Please retype every entry as written, and keep the pictures out.

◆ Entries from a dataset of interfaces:
Segment Open

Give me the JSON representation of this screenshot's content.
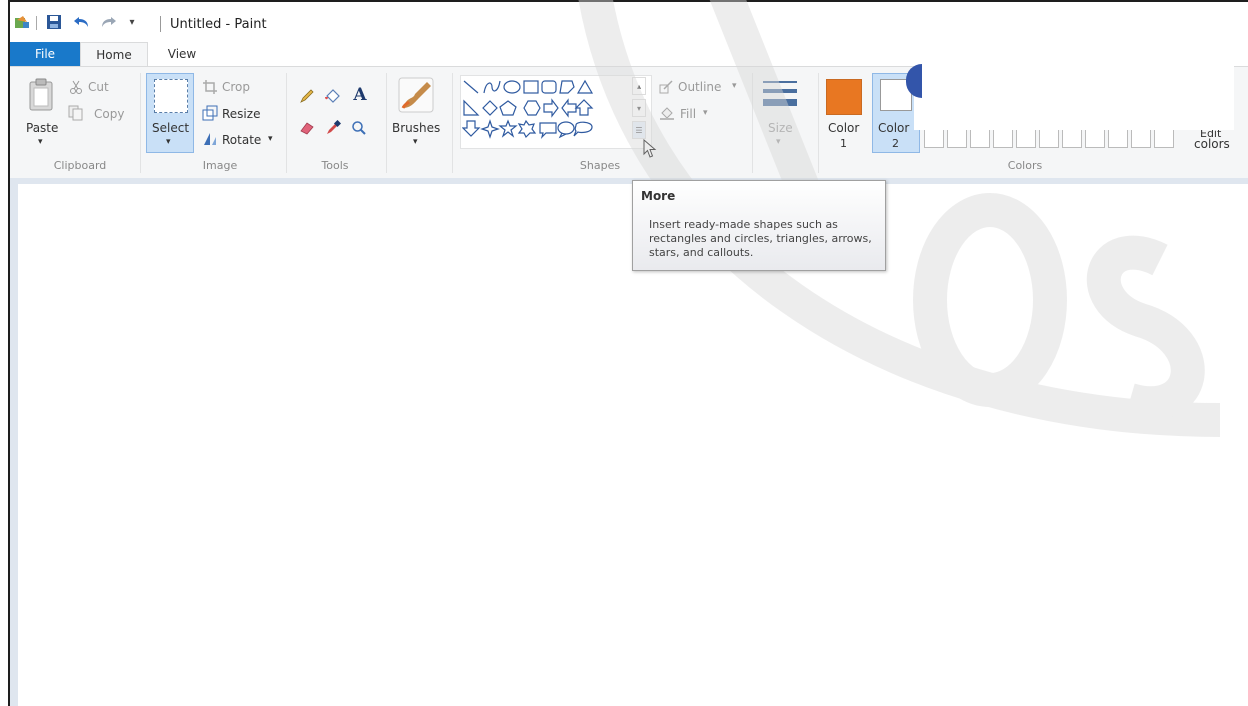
{
  "title": "Untitled - Paint",
  "tabs": {
    "file": "File",
    "home": "Home",
    "view": "View"
  },
  "clipboard": {
    "paste": "Paste",
    "cut": "Cut",
    "copy": "Copy",
    "label": "Clipboard"
  },
  "image": {
    "select": "Select",
    "crop": "Crop",
    "resize": "Resize",
    "rotate": "Rotate",
    "label": "Image"
  },
  "tools": {
    "label": "Tools",
    "text_glyph": "A"
  },
  "brushes": {
    "label": "Brushes"
  },
  "shapes": {
    "outline": "Outline",
    "fill": "Fill",
    "label": "Shapes"
  },
  "size": {
    "label": "Size"
  },
  "colors": {
    "color1": "Color",
    "color1_num": "1",
    "color2": "Color",
    "color2_num": "2",
    "edit": "colors",
    "edit_partial": "Edit",
    "label": "Colors",
    "color1_value": "#e87722",
    "color2_value": "#ffffff"
  },
  "tooltip": {
    "title": "More",
    "body": "Insert ready-made shapes such as rectangles and circles, triangles, arrows, stars, and callouts."
  }
}
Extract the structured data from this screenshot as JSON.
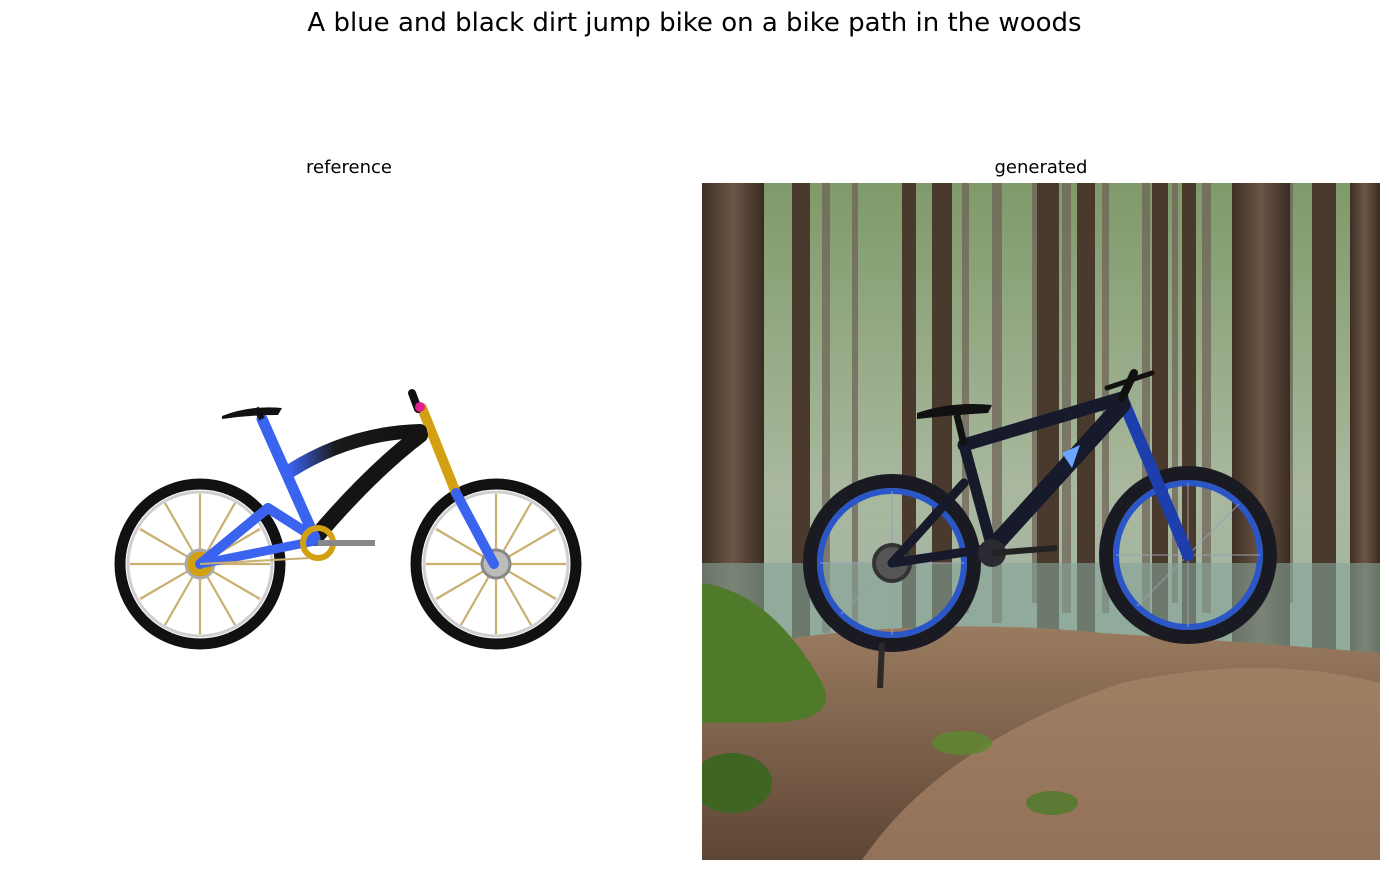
{
  "figure": {
    "title": "A blue and black dirt jump bike on a bike path in the woods"
  },
  "panels": [
    {
      "title": "reference",
      "image": "cartoon blue and black mountain bike with gold forks on white background"
    },
    {
      "title": "generated",
      "image": "photo of a black and blue full-suspension mountain bike on a dirt trail in a forest"
    }
  ],
  "colors": {
    "frame_blue": "#3a63f0",
    "frame_black": "#141414",
    "fork_gold": "#d2a010",
    "rim_blue": "#2a56c8",
    "trail_brown": "#8e6b52",
    "moss_green": "#4e7a2a"
  }
}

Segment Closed

◆ YOUR SOLUTION:
Give me the JSON representation of this screenshot's content.
{
  "title": "Untitled - Paint",
  "tabs": {
    "file": "File",
    "home": "Home",
    "view": "View"
  },
  "clipboard": {
    "paste": "Paste",
    "cut": "Cut",
    "copy": "Copy",
    "label": "Clipboard"
  },
  "image": {
    "select": "Select",
    "crop": "Crop",
    "resize": "Resize",
    "rotate": "Rotate",
    "label": "Image"
  },
  "tools": {
    "label": "Tools",
    "text_glyph": "A"
  },
  "brushes": {
    "label": "Brushes"
  },
  "shapes": {
    "outline": "Outline",
    "fill": "Fill",
    "label": "Shapes"
  },
  "size": {
    "label": "Size"
  },
  "colors": {
    "color1": "Color",
    "color1_num": "1",
    "color2": "Color",
    "color2_num": "2",
    "edit": "colors",
    "edit_partial": "Edit",
    "label": "Colors",
    "color1_value": "#e87722",
    "color2_value": "#ffffff"
  },
  "tooltip": {
    "title": "More",
    "body": "Insert ready-made shapes such as rectangles and circles, triangles, arrows, stars, and callouts."
  }
}
Extract the structured data from this screenshot as JSON.
{
  "figure": {
    "title": "A blue and black dirt jump bike on a bike path in the woods"
  },
  "panels": [
    {
      "title": "reference",
      "image": "cartoon blue and black mountain bike with gold forks on white background"
    },
    {
      "title": "generated",
      "image": "photo of a black and blue full-suspension mountain bike on a dirt trail in a forest"
    }
  ],
  "colors": {
    "frame_blue": "#3a63f0",
    "frame_black": "#141414",
    "fork_gold": "#d2a010",
    "rim_blue": "#2a56c8",
    "trail_brown": "#8e6b52",
    "moss_green": "#4e7a2a"
  }
}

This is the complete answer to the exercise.